But, the shining moment, as emotional as it became, was worth every sleepless minute on the airplane, every ache and pain, along with every other moment of unrest, as Jackie Chan moved in to kiss the girls, hug them and wish them well. He then hugged me, that solid man. I wished him well and promised to keep an eye on the rest of his career, which won't be hard to do. Then, it was Dayne's turn to say farewell. A hug that kind of embarrassed my son, as tears rolled down his red cheeks. But, a hug he is still feeling and talking about today. And, a promise from Jackie, that he would continue his worldwide fight against hunger and disease, no matter the cost.
I've never met an actor quite like Jackie Chan. Nor a man quite like Jackie Chan. I only hope Dayne, someday, can hook up with this talented and gifted person again. That's his dream. His motivation now. And, Dayne's happiness is mine. In the meantime, there are still the movies. I will watch them all again. And anxiously await the new ones, watching and feeling now, however, from a different perspective.

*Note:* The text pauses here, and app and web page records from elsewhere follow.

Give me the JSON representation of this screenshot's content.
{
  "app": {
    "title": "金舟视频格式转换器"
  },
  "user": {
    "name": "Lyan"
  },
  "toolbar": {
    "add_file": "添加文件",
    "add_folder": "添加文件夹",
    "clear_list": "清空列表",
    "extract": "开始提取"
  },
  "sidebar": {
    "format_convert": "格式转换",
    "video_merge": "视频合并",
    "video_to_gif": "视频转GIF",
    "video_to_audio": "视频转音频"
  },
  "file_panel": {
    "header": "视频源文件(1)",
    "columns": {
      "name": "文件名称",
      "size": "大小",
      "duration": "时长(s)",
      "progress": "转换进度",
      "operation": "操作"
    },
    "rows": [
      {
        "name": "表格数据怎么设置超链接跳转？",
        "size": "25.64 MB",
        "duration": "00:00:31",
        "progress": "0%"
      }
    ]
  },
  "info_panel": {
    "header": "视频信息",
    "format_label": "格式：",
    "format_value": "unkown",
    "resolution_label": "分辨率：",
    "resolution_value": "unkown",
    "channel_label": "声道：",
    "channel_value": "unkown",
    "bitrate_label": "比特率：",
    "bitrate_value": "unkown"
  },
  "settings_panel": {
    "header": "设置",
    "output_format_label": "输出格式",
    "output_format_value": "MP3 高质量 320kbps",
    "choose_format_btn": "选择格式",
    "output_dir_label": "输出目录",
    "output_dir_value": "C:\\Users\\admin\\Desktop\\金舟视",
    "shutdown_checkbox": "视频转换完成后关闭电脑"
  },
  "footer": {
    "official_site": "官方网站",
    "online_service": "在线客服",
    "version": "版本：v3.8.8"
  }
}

Good luck, Jackie. Thanks for caring. Keep up the good work. Keep us entertained. You're always in our thoughts.
For Dayne, Debi and Brittani, I'm Dick Nourse